The improved efficiency depicts that the crimes have been reduced to such a significant rate that technology aids in maintaining the proper system of delivering the right services to the public as well as to the police officials.
New technology in the communication process must be included to promote data analysis and communication, which has considerable potential for the police forces.
Apart from that, the division of police forces has been made very clear by segmenting the “Information technology” in the right course of manner. Further, the changes made in the political improvement in the economy can also positively affect the technology up-gradation.
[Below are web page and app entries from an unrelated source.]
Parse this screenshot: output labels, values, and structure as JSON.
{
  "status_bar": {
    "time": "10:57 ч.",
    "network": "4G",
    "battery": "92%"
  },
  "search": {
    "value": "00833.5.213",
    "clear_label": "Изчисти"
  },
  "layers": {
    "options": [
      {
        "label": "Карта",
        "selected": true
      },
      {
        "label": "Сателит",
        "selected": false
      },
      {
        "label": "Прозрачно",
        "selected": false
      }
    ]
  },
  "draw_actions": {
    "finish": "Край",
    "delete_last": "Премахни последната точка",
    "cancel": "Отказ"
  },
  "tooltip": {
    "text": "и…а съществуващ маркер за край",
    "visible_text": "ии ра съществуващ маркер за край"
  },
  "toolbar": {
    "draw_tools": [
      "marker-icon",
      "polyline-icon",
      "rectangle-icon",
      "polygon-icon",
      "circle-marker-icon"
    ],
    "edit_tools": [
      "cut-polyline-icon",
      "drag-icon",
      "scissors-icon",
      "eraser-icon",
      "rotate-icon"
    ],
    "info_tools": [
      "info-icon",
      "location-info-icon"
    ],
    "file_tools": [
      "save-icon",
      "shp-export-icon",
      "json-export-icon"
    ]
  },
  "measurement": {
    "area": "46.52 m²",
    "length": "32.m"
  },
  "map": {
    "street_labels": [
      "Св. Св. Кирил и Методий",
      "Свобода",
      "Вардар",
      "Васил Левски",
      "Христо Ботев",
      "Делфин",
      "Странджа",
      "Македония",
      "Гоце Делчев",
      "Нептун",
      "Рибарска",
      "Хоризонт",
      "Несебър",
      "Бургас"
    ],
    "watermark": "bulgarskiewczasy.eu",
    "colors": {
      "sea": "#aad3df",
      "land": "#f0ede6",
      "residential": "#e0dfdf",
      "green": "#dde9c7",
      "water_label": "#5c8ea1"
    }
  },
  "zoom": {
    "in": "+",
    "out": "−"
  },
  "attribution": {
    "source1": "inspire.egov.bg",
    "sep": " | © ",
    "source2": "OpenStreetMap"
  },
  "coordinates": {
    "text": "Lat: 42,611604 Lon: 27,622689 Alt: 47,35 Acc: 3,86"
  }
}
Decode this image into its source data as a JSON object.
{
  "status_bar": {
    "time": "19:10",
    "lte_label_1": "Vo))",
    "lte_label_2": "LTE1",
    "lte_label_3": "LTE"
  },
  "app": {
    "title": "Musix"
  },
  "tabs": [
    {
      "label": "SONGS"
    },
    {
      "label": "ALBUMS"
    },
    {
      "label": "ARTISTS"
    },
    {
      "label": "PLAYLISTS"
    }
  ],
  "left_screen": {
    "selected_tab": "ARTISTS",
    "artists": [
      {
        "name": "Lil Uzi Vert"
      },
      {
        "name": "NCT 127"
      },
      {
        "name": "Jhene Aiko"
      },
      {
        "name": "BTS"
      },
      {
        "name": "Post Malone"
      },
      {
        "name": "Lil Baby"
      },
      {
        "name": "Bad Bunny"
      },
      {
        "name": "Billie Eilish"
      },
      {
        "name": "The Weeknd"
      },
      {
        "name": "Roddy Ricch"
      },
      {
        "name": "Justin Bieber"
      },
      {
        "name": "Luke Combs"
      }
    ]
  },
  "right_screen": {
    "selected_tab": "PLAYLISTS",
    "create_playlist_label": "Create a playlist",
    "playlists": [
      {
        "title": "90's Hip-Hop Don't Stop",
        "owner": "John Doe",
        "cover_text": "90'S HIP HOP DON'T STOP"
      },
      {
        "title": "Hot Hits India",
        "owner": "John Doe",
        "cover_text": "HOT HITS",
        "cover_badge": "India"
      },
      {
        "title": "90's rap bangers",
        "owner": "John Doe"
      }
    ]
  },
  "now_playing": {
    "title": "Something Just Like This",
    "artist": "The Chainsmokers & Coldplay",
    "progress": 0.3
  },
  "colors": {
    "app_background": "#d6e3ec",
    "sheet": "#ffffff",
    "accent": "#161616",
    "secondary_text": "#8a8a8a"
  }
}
Thus, there appears to be a need for implementing the change in such a positive direction to share the data efficiently with the aligned partner of New Zealand governments. This can ensure “flexible contracts” with the ‘Information technology” experts to a more secure future for all the citizens of New Zealand (emeraldinsight.com, 2019).
Rogers, C., & Frevel, B. (2018). Higher Education and Police. UK, London: Palgrave Macmillan. Retrieved from http://dlib.scu.ac.ir/bitstream/Hannan/551055/1/9783319583860.pdf [Retrieved on 26.10.2019]
Beddoe, L. (2016). A matter of degrees: The role of education in the professionalisation journey of social work in New Zealand. Aotearoa New Zealand Social Work, 26(2-3), 17-28. Retrieved from https://anzswjournal.nz/anzsw/article/download/39/143 [Retrieved on 26.10.2019]
Grant, E. M. (2016). Designing carceral environments for Indigenous prisoners: a comparison of approaches in Australia, Canada, Aotearoa New Zealand, the US and Greenland (Kalaallit Nunaat). Retrieved from https://hekyll.services.adelaide.edu.au/dspace/bitstream/2440/101218/3/hdl_101218.pdf [Retrieved on 26.10.2019]
Harcourt, B. J. (2019). Social deprivation in New Zealand (Doctoral dissertation, The University of Waikato). Retrieved from https://researchcommons.waikato.ac.nz/bitstream/handle/10289/12492/thesis.pdf?sequence=4 [Retrieved on 26.10.2019]
Huey, L., Kalyal, H., & Peladeau, H. (2017). Preparing police recruits of the future: An educational needs assessment. Retrieved from https://ir.lib.uwo.ca/cgi/viewcontent.cgi?article=1041&context=sociologypub [Retrieved on 26.10.2019]
Kappeler, V. E., & Kraska, P. B. (2015). Normalising police militarisation, living in denial. Policing and society, 25(3), 268-275. Retrieved from http://www.academia.edu/download/40266181/Normalising.pdf [Retrieved on 26.10.2019]
Martin, P., & Mazerolle, L. (2015). Police leadership in fostering evidence-based agency reform. Policing: a journal of policy and practice, 10(1), 34-43. Retrieved from http://citeseerx.ist.psu.edu/viewdoc/download?doi=10.1.1.975.7588&rep=rep1&type=pdf [Retrieved on 26.10.2019]
researchgate.net, (2019), researchgate, Available at researchgate.net/profile/Rodney_Scott3/publication/304629090_Collaborating_for_results_in_New_Zealand_Evaluation_using_mixed_methods_and_triangulation/links/5775acdb08ae1b18a7dfe26a.pdf [Retrieved on 26.10.2019]
emeraldinsight.com, (2019), emeraldinsight, Available at emeraldinsight.com/doi/abs/10.1108/S2053-769720180000030011 [Retrieved on 26.10.2019]
Appendix 1: Crime rate in New Zealand